One of the major challenges to oncologists has been inadequate reimbursement to cover the totality of their services. In fact, it is the failure of Medicare to acknowledge and pay for the true cost of delivering proper oncology services that has led to the oncology business model reliant on pharmaceutical revenues. Today, oncologists would be well advised to increase their financial margins by lowering their expenses. Standardization in accordance with clinical practice guidelines—of documentation, equipping examination rooms, and how NPPs and other staff can save physicians for their highest and best uses, for example—would significantly enhance the oncologist's business case. Another technique to respond to increasing demands for performance measurement and efficiency would be through clinical integration. This is an opportunity made available by the Department of Justice and the Federal Trade Commission, where otherwise competing physicians come together, without merging their practices or taking joint financial risk,4 and bargain collectively with managed care organizations.

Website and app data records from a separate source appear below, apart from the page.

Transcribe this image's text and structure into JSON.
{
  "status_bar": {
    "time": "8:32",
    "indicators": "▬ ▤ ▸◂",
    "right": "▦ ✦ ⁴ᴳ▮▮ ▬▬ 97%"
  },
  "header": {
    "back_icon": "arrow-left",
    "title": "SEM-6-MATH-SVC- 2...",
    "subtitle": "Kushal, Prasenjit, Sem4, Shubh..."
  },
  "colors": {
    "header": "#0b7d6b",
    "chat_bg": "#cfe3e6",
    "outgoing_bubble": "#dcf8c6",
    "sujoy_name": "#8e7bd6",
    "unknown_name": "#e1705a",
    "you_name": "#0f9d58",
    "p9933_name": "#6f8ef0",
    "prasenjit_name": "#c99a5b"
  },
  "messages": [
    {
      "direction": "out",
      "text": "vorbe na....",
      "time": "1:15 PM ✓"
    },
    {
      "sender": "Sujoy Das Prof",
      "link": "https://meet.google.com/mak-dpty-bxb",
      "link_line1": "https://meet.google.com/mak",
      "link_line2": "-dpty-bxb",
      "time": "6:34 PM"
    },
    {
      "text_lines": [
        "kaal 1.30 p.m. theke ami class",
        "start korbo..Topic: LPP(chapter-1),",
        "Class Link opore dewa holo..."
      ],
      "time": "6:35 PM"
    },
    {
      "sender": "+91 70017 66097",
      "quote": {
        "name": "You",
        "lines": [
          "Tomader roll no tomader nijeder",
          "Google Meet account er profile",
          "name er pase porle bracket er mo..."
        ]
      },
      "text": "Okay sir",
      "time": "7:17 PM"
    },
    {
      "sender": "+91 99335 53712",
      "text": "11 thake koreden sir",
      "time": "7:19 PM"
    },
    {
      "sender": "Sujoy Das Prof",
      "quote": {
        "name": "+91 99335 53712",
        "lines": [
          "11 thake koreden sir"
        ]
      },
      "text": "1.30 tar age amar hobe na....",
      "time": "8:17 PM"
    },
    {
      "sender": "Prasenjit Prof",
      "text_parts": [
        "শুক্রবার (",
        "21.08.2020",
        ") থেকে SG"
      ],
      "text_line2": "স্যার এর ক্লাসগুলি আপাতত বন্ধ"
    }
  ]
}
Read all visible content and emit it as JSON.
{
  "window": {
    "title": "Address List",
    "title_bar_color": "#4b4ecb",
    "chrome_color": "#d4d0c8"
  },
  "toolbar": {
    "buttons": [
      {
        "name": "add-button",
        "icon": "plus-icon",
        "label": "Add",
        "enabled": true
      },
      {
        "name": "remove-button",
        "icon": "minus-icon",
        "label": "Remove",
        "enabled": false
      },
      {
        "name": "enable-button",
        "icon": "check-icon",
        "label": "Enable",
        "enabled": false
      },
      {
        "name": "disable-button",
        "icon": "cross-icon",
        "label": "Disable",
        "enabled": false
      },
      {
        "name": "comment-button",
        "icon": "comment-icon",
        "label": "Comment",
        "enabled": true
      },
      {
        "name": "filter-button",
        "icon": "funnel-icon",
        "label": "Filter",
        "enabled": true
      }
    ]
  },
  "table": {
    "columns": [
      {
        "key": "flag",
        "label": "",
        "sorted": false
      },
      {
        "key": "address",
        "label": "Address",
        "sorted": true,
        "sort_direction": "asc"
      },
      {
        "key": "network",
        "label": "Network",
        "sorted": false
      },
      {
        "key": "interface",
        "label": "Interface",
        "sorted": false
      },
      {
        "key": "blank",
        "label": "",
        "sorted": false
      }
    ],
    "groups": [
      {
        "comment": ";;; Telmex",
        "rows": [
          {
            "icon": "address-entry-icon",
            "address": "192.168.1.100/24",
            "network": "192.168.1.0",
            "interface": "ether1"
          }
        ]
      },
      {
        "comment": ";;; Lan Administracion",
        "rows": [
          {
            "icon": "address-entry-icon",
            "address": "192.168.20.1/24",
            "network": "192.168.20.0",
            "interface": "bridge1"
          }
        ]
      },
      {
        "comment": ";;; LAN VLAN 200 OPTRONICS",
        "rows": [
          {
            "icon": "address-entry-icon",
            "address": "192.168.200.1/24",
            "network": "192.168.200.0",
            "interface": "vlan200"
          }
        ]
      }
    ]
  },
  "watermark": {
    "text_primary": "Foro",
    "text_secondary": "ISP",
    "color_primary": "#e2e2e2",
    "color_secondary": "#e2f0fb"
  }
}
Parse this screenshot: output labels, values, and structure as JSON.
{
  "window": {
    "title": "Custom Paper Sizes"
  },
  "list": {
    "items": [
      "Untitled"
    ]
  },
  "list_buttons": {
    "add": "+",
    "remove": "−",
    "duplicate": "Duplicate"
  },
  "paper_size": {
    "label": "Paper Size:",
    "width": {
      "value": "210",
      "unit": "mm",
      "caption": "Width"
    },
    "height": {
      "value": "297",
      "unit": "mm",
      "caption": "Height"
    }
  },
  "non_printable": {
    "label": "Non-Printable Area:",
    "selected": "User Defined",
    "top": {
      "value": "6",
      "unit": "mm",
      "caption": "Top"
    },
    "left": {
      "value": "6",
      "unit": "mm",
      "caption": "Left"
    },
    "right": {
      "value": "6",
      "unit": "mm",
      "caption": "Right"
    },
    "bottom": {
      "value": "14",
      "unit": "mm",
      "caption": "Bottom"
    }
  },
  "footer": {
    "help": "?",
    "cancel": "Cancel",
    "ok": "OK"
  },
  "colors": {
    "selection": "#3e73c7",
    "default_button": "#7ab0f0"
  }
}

Clinical integration requires the application of several bedrock principles, including (1) the use of standardized processes in the form of clinical practice guidelines, pathways, or protocols; (2) internal profiling and monitoring of physician performance in accordance with guidelines; (3) investment in infrastructure to make these activities happen; (4) corrective action taken with regard to those physicians who are not performing effectively; and (5) sharing of data with payers. When such activities are undertaken for purposes other than merely bargaining over payment, it is permissible to bargain collectively for fees in a way that would otherwise be considered impermissibly collusive.5

Clinical integration offers a significant chance for oncologists to do better by doing the right thing to improve patient care. The description of this type of joint venturing by the Federal Trade Commission and the Department of Justice in its 1996 safety zone statements does explicitly address the role of hospitals in such activities. Hospital facilitation of physician clinical integration, and, further, direct hospital clinical integration with physicians, is also another opportunity that provides a chance for oncologists and hospitals to work together and improve the business case for both.

Conclusion

The hospital is a business “significant other” to most oncologists. Hospitals are increasingly eager to undertake legally permissible activities that will further their own business case while helping physicians whose loyalty is critical to their own success. The four strategies set forth above, albeit described very briefly, are significant possibilities that both partners should consider.

Five Principles to Enhance the Physicians' Business Case for Quality

  1. Standardize to the science.
  2. Simplify the working environment.
  3. Make administrative processes and payment clinically relevant.
  4. Engage the patient in the process.
  5. Fix accountability in report cards at the locus of control.

From Gosfield AG and Reinertsen JL: Doing well by doing good: Enhancing the business case for quality. http://www.uft-a.com, 2003.

Additional Resources

Stark

The Physician Business Case for Quality

Performance Measurement and Pay for Performance

Revitalizing the Medical Staff

References

1. Gosfield A: Better margins, better quality: Seizing the moment. Community Oncology 2:441-444, 2005
2. 42 USC § 1395 nn et seq
3. 2 CFR § 1001.952(o)
4. Department of Justice, Federal Trade Commission:: Physician Network Joint Ventures, Statement #8, Department of Justice and Federal Trade Commission Statements of Antitrust Enforcement Policy in Healthcare, 1996. http://www.ftc.gov/hith3s.htm
5. Leibenluft RF, Weir TE: Clinical integration: Assessing the antitrust issues, in Health Law Handbook 2004 Edition. Egan, MN, West Group: 27-73, 2004. http://www.gosfield.com/PDF/ch1PDF.pdf

Articles from Journal of Oncology Practice are provided here courtesy of American Society of Clinical Oncology